HOMEOWNERS trapped in properties worth less than they paid for them have been warned that new mortgages introduced to help them move to a larger home are fraught with danger.
The warning came as former building society EBS said it would offer homeowners who owe more than their home is worth the option of trading up to a larger house.
The move will mean people with so-called negative equity will be able to sell their current property and take some of the money owed to the bank and add it on to the mortgage for the new property.
EBS is the latest lender to provide what it is calling a negative-equity, trade-up mortgage.
The value of the new mortgage cannot exceed 175pc of the value of the new home under the EBS rules. And the deal will only be offered to residential homeowners, but this includes apartment owners.
But spokesman for the Independent Mortgage Advisers Federation Michael Dowling said negative-equity mortgages would only work if house prices started rising again.
Prices are down 50pc on average from the peak of the boom in 2007.
Most commentators feel that prices have begun to stabilise in urban areas, but they may not rise for a number of years.
If property prices do not rise, people who load borrowings from an original mortgage on to a new one would end up deeper in debt and further in negative equity, Mr Dowling said.

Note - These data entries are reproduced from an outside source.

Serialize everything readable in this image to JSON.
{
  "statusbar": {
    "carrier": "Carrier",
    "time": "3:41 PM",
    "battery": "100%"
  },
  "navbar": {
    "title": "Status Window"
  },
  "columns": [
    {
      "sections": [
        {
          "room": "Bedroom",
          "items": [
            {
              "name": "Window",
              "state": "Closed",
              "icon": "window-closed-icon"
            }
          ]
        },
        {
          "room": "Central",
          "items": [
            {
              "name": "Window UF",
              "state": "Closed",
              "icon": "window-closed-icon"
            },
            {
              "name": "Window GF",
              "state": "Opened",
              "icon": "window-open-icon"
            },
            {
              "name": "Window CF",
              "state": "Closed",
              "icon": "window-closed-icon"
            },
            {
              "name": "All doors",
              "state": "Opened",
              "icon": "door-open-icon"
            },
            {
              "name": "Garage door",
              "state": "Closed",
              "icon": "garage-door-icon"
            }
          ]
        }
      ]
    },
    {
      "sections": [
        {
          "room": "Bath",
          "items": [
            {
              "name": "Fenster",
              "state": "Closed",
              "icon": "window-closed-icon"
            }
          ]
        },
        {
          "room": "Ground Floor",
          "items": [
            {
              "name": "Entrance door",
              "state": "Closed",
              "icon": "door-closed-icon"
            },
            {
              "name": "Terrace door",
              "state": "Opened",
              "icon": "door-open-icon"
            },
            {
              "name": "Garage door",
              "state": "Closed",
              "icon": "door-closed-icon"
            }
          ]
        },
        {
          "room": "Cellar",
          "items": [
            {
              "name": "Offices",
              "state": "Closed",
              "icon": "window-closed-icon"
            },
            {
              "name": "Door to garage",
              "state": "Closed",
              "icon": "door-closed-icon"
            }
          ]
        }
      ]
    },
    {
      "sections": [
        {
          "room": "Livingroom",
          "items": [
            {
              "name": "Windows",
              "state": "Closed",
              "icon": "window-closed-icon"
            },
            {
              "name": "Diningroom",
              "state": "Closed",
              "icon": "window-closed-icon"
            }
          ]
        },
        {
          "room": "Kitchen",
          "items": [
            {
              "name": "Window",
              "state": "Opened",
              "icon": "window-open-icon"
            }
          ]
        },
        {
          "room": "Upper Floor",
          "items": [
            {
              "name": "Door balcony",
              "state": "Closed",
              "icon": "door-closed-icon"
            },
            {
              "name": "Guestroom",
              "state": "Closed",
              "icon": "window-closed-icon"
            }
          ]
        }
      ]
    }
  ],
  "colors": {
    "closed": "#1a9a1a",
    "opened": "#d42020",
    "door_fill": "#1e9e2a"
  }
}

"Property prices are unlikely to rise in the short-to-medium term," he said. "So people taking on a negative-equity mortgage need to make sure the property they are buying is set at the right price."
Half of the 764,138 households who have a mortgage are estimated to be in negative equity.
Thousands of people bought small apartments in particular at the height of the boom but now want to move to start a family.
The product has been introduced in response to requests from EBS customers who are looking for a solution to help those with growing families, whose home is too small, the EBS said.
The lender said people who have a valuable tracker mortgage will keep that for the residual debt they owe from the first mortgage, but the new borrowings will be on a variable rate.
EBS head of mortgages Owen Purcell said: "Many customers who bought their homes in the boom years are now in negative equity. A proportion of these customers find they are in a position where they require a bigger home and can afford to service a larger loan."
However, it is understood lenders are being highly restrictive about these loans.
Mr Dowling said borrowers were being stress-tested at a very high level.
This involved only approving negative-equity mortgages if the borrowers can cope with mortgage rates going to 6pc or 6.5pc, he said.